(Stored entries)

== Segment start ==

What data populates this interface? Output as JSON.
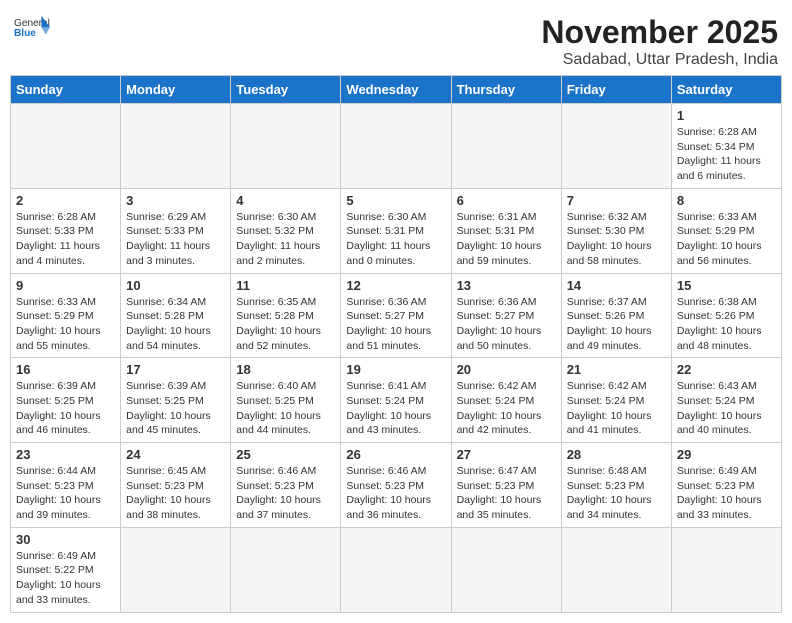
{
  "header": {
    "logo_general": "General",
    "logo_blue": "Blue",
    "month_year": "November 2025",
    "location": "Sadabad, Uttar Pradesh, India"
  },
  "weekdays": [
    "Sunday",
    "Monday",
    "Tuesday",
    "Wednesday",
    "Thursday",
    "Friday",
    "Saturday"
  ],
  "weeks": [
    [
      {
        "day": "",
        "info": ""
      },
      {
        "day": "",
        "info": ""
      },
      {
        "day": "",
        "info": ""
      },
      {
        "day": "",
        "info": ""
      },
      {
        "day": "",
        "info": ""
      },
      {
        "day": "",
        "info": ""
      },
      {
        "day": "1",
        "info": "Sunrise: 6:28 AM\nSunset: 5:34 PM\nDaylight: 11 hours and 6 minutes."
      }
    ],
    [
      {
        "day": "2",
        "info": "Sunrise: 6:28 AM\nSunset: 5:33 PM\nDaylight: 11 hours and 4 minutes."
      },
      {
        "day": "3",
        "info": "Sunrise: 6:29 AM\nSunset: 5:33 PM\nDaylight: 11 hours and 3 minutes."
      },
      {
        "day": "4",
        "info": "Sunrise: 6:30 AM\nSunset: 5:32 PM\nDaylight: 11 hours and 2 minutes."
      },
      {
        "day": "5",
        "info": "Sunrise: 6:30 AM\nSunset: 5:31 PM\nDaylight: 11 hours and 0 minutes."
      },
      {
        "day": "6",
        "info": "Sunrise: 6:31 AM\nSunset: 5:31 PM\nDaylight: 10 hours and 59 minutes."
      },
      {
        "day": "7",
        "info": "Sunrise: 6:32 AM\nSunset: 5:30 PM\nDaylight: 10 hours and 58 minutes."
      },
      {
        "day": "8",
        "info": "Sunrise: 6:33 AM\nSunset: 5:29 PM\nDaylight: 10 hours and 56 minutes."
      }
    ],
    [
      {
        "day": "9",
        "info": "Sunrise: 6:33 AM\nSunset: 5:29 PM\nDaylight: 10 hours and 55 minutes."
      },
      {
        "day": "10",
        "info": "Sunrise: 6:34 AM\nSunset: 5:28 PM\nDaylight: 10 hours and 54 minutes."
      },
      {
        "day": "11",
        "info": "Sunrise: 6:35 AM\nSunset: 5:28 PM\nDaylight: 10 hours and 52 minutes."
      },
      {
        "day": "12",
        "info": "Sunrise: 6:36 AM\nSunset: 5:27 PM\nDaylight: 10 hours and 51 minutes."
      },
      {
        "day": "13",
        "info": "Sunrise: 6:36 AM\nSunset: 5:27 PM\nDaylight: 10 hours and 50 minutes."
      },
      {
        "day": "14",
        "info": "Sunrise: 6:37 AM\nSunset: 5:26 PM\nDaylight: 10 hours and 49 minutes."
      },
      {
        "day": "15",
        "info": "Sunrise: 6:38 AM\nSunset: 5:26 PM\nDaylight: 10 hours and 48 minutes."
      }
    ],
    [
      {
        "day": "16",
        "info": "Sunrise: 6:39 AM\nSunset: 5:25 PM\nDaylight: 10 hours and 46 minutes."
      },
      {
        "day": "17",
        "info": "Sunrise: 6:39 AM\nSunset: 5:25 PM\nDaylight: 10 hours and 45 minutes."
      },
      {
        "day": "18",
        "info": "Sunrise: 6:40 AM\nSunset: 5:25 PM\nDaylight: 10 hours and 44 minutes."
      },
      {
        "day": "19",
        "info": "Sunrise: 6:41 AM\nSunset: 5:24 PM\nDaylight: 10 hours and 43 minutes."
      },
      {
        "day": "20",
        "info": "Sunrise: 6:42 AM\nSunset: 5:24 PM\nDaylight: 10 hours and 42 minutes."
      },
      {
        "day": "21",
        "info": "Sunrise: 6:42 AM\nSunset: 5:24 PM\nDaylight: 10 hours and 41 minutes."
      },
      {
        "day": "22",
        "info": "Sunrise: 6:43 AM\nSunset: 5:24 PM\nDaylight: 10 hours and 40 minutes."
      }
    ],
    [
      {
        "day": "23",
        "info": "Sunrise: 6:44 AM\nSunset: 5:23 PM\nDaylight: 10 hours and 39 minutes."
      },
      {
        "day": "24",
        "info": "Sunrise: 6:45 AM\nSunset: 5:23 PM\nDaylight: 10 hours and 38 minutes."
      },
      {
        "day": "25",
        "info": "Sunrise: 6:46 AM\nSunset: 5:23 PM\nDaylight: 10 hours and 37 minutes."
      },
      {
        "day": "26",
        "info": "Sunrise: 6:46 AM\nSunset: 5:23 PM\nDaylight: 10 hours and 36 minutes."
      },
      {
        "day": "27",
        "info": "Sunrise: 6:47 AM\nSunset: 5:23 PM\nDaylight: 10 hours and 35 minutes."
      },
      {
        "day": "28",
        "info": "Sunrise: 6:48 AM\nSunset: 5:23 PM\nDaylight: 10 hours and 34 minutes."
      },
      {
        "day": "29",
        "info": "Sunrise: 6:49 AM\nSunset: 5:23 PM\nDaylight: 10 hours and 33 minutes."
      }
    ],
    [
      {
        "day": "30",
        "info": "Sunrise: 6:49 AM\nSunset: 5:22 PM\nDaylight: 10 hours and 33 minutes."
      },
      {
        "day": "",
        "info": ""
      },
      {
        "day": "",
        "info": ""
      },
      {
        "day": "",
        "info": ""
      },
      {
        "day": "",
        "info": ""
      },
      {
        "day": "",
        "info": ""
      },
      {
        "day": "",
        "info": ""
      }
    ]
  ]
}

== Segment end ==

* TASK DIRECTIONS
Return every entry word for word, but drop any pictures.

* PROBLEM SOLUTION
What data populates this interface? Output as JSON.
{
  "header": {
    "logo_general": "General",
    "logo_blue": "Blue",
    "month_year": "November 2025",
    "location": "Sadabad, Uttar Pradesh, India"
  },
  "weekdays": [
    "Sunday",
    "Monday",
    "Tuesday",
    "Wednesday",
    "Thursday",
    "Friday",
    "Saturday"
  ],
  "weeks": [
    [
      {
        "day": "",
        "info": ""
      },
      {
        "day": "",
        "info": ""
      },
      {
        "day": "",
        "info": ""
      },
      {
        "day": "",
        "info": ""
      },
      {
        "day": "",
        "info": ""
      },
      {
        "day": "",
        "info": ""
      },
      {
        "day": "1",
        "info": "Sunrise: 6:28 AM\nSunset: 5:34 PM\nDaylight: 11 hours and 6 minutes."
      }
    ],
    [
      {
        "day": "2",
        "info": "Sunrise: 6:28 AM\nSunset: 5:33 PM\nDaylight: 11 hours and 4 minutes."
      },
      {
        "day": "3",
        "info": "Sunrise: 6:29 AM\nSunset: 5:33 PM\nDaylight: 11 hours and 3 minutes."
      },
      {
        "day": "4",
        "info": "Sunrise: 6:30 AM\nSunset: 5:32 PM\nDaylight: 11 hours and 2 minutes."
      },
      {
        "day": "5",
        "info": "Sunrise: 6:30 AM\nSunset: 5:31 PM\nDaylight: 11 hours and 0 minutes."
      },
      {
        "day": "6",
        "info": "Sunrise: 6:31 AM\nSunset: 5:31 PM\nDaylight: 10 hours and 59 minutes."
      },
      {
        "day": "7",
        "info": "Sunrise: 6:32 AM\nSunset: 5:30 PM\nDaylight: 10 hours and 58 minutes."
      },
      {
        "day": "8",
        "info": "Sunrise: 6:33 AM\nSunset: 5:29 PM\nDaylight: 10 hours and 56 minutes."
      }
    ],
    [
      {
        "day": "9",
        "info": "Sunrise: 6:33 AM\nSunset: 5:29 PM\nDaylight: 10 hours and 55 minutes."
      },
      {
        "day": "10",
        "info": "Sunrise: 6:34 AM\nSunset: 5:28 PM\nDaylight: 10 hours and 54 minutes."
      },
      {
        "day": "11",
        "info": "Sunrise: 6:35 AM\nSunset: 5:28 PM\nDaylight: 10 hours and 52 minutes."
      },
      {
        "day": "12",
        "info": "Sunrise: 6:36 AM\nSunset: 5:27 PM\nDaylight: 10 hours and 51 minutes."
      },
      {
        "day": "13",
        "info": "Sunrise: 6:36 AM\nSunset: 5:27 PM\nDaylight: 10 hours and 50 minutes."
      },
      {
        "day": "14",
        "info": "Sunrise: 6:37 AM\nSunset: 5:26 PM\nDaylight: 10 hours and 49 minutes."
      },
      {
        "day": "15",
        "info": "Sunrise: 6:38 AM\nSunset: 5:26 PM\nDaylight: 10 hours and 48 minutes."
      }
    ],
    [
      {
        "day": "16",
        "info": "Sunrise: 6:39 AM\nSunset: 5:25 PM\nDaylight: 10 hours and 46 minutes."
      },
      {
        "day": "17",
        "info": "Sunrise: 6:39 AM\nSunset: 5:25 PM\nDaylight: 10 hours and 45 minutes."
      },
      {
        "day": "18",
        "info": "Sunrise: 6:40 AM\nSunset: 5:25 PM\nDaylight: 10 hours and 44 minutes."
      },
      {
        "day": "19",
        "info": "Sunrise: 6:41 AM\nSunset: 5:24 PM\nDaylight: 10 hours and 43 minutes."
      },
      {
        "day": "20",
        "info": "Sunrise: 6:42 AM\nSunset: 5:24 PM\nDaylight: 10 hours and 42 minutes."
      },
      {
        "day": "21",
        "info": "Sunrise: 6:42 AM\nSunset: 5:24 PM\nDaylight: 10 hours and 41 minutes."
      },
      {
        "day": "22",
        "info": "Sunrise: 6:43 AM\nSunset: 5:24 PM\nDaylight: 10 hours and 40 minutes."
      }
    ],
    [
      {
        "day": "23",
        "info": "Sunrise: 6:44 AM\nSunset: 5:23 PM\nDaylight: 10 hours and 39 minutes."
      },
      {
        "day": "24",
        "info": "Sunrise: 6:45 AM\nSunset: 5:23 PM\nDaylight: 10 hours and 38 minutes."
      },
      {
        "day": "25",
        "info": "Sunrise: 6:46 AM\nSunset: 5:23 PM\nDaylight: 10 hours and 37 minutes."
      },
      {
        "day": "26",
        "info": "Sunrise: 6:46 AM\nSunset: 5:23 PM\nDaylight: 10 hours and 36 minutes."
      },
      {
        "day": "27",
        "info": "Sunrise: 6:47 AM\nSunset: 5:23 PM\nDaylight: 10 hours and 35 minutes."
      },
      {
        "day": "28",
        "info": "Sunrise: 6:48 AM\nSunset: 5:23 PM\nDaylight: 10 hours and 34 minutes."
      },
      {
        "day": "29",
        "info": "Sunrise: 6:49 AM\nSunset: 5:23 PM\nDaylight: 10 hours and 33 minutes."
      }
    ],
    [
      {
        "day": "30",
        "info": "Sunrise: 6:49 AM\nSunset: 5:22 PM\nDaylight: 10 hours and 33 minutes."
      },
      {
        "day": "",
        "info": ""
      },
      {
        "day": "",
        "info": ""
      },
      {
        "day": "",
        "info": ""
      },
      {
        "day": "",
        "info": ""
      },
      {
        "day": "",
        "info": ""
      },
      {
        "day": "",
        "info": ""
      }
    ]
  ]
}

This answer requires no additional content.